Rajya Sabha Chairperson M Venkaiah Naidu on Friday suggested that bills pending for more than five years in the Upper House must be considered lapsed. The vice president also expressed concern over the loss of time due to disruptions in Parliament, and said this “dysfunctional, disruptive environment must change”. Continuous disruptions mean that bills are not passed on time, he said, adding that this was a waste of time.
Twenty-two pending bills in the Rajya Sabha lapsed with the dissolution of the Lok Sabha in May, Naidu said. “Under the provision of Article 107 of the Constitution, bills passed by the Lok Sabha during the course of it’s five year term and pending in Rajya Sabha get lapsed with the dissolution of the House of the People,” Naidu told the Rajya Sabha. “Accordingly, 22 bills passed by the 16th Lok Sabha and were pending in the Upper House got lapsed.”
In effect, he said, the Lok Sabha has to take up these 22 bills again for consideration. “I am afraid it would take a minimum of two sessions for doing so,” Naidu said. “And this means that the efforts of Lok Sabha for passing these 22 Bills have been rendered waste.” The land acquisition bill, the triple talaq bill, the legislation on Aadhaar amendment, and Motor Vehicles bill are among those that have lapsed.
At the end of the last session of the Rajya Sabha, 55 bills were pending in the House, and now it has come down to 33. Of these, one piece of legislation – the Indian Medical Council (Amendment) Bill, 1987 – has been pending for more than 32 years, he said. Three bills have been pending for more than 20 years, six bills have been pending for 10 to 20 years, 14 bills have not been passed in the past five to 10 years, and only 10 bills have remained stuck in the House for less than five years.
“Such long pendency does not reflect well on the functioning of the Parliament,” the chairperson said. “In order to streamline the process, I suggest that if a bill is not taken up for consideration and passing in Rajya Sabha within five years of introduction of such bills, such pending bills should be treated as deemed to have lapsed. Let us have a wider debate in this regard as well.”

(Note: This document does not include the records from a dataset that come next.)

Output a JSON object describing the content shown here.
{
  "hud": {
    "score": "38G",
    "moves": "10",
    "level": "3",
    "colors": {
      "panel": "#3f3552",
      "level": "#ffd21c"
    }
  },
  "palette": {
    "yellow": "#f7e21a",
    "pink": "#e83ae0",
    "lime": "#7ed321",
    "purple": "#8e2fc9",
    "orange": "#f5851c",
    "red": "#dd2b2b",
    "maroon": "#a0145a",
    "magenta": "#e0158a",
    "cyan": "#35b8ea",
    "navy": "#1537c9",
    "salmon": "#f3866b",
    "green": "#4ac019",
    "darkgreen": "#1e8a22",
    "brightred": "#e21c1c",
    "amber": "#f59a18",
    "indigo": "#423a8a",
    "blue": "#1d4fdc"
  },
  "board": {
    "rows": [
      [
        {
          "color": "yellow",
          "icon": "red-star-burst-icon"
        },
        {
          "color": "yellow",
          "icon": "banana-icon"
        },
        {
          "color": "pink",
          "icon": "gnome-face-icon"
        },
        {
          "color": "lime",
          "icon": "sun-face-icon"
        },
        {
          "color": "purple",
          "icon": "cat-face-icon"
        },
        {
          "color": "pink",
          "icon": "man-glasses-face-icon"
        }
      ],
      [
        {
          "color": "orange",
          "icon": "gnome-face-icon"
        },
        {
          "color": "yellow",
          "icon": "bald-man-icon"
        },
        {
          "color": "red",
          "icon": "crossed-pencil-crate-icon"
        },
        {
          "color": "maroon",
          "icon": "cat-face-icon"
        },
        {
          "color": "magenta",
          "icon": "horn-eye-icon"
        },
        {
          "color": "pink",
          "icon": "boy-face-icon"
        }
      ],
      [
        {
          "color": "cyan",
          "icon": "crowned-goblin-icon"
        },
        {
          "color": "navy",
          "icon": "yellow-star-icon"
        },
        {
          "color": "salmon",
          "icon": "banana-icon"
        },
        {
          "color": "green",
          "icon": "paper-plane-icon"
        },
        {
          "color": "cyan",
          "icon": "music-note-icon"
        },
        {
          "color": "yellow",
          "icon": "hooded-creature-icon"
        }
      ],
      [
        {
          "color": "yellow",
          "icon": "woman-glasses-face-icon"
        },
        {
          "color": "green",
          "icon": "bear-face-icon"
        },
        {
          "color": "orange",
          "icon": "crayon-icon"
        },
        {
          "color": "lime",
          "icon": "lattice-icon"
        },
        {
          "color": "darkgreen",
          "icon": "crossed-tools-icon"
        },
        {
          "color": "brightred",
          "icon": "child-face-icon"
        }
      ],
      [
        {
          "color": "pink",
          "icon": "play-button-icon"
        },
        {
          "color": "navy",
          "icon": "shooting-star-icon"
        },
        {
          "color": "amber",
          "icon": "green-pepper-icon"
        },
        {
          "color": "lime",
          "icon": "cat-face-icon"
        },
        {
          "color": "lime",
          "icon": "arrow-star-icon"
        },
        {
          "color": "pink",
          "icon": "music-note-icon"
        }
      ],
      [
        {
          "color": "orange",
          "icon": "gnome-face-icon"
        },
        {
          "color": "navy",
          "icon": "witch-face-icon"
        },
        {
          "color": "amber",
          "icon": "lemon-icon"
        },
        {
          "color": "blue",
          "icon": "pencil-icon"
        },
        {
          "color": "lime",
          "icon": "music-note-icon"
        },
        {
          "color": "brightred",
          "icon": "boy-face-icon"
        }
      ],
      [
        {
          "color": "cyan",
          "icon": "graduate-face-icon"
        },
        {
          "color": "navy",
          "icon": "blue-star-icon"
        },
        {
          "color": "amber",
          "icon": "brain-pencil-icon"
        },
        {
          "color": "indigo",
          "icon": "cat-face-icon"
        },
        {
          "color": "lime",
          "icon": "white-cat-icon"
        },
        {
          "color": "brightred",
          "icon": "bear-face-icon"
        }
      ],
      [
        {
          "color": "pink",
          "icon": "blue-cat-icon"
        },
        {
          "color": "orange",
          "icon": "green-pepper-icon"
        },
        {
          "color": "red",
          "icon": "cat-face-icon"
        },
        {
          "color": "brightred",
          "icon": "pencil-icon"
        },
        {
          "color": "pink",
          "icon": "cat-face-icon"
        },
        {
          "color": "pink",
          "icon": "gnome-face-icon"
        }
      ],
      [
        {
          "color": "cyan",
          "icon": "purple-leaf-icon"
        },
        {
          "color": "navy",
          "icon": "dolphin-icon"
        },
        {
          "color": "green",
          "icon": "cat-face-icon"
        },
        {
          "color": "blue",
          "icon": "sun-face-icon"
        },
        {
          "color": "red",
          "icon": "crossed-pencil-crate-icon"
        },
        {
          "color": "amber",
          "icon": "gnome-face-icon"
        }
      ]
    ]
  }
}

Naidu added that he was “deeply disturbed” by recent proceedings in the House, probably referring to disruptions during debates. “The trust and confidence of people in our institutions is getting eroded,” he said. “This downslide should end. We cannot allow any further weakening of our democratic structures. Together, we must restore the stature and dignity of the House.”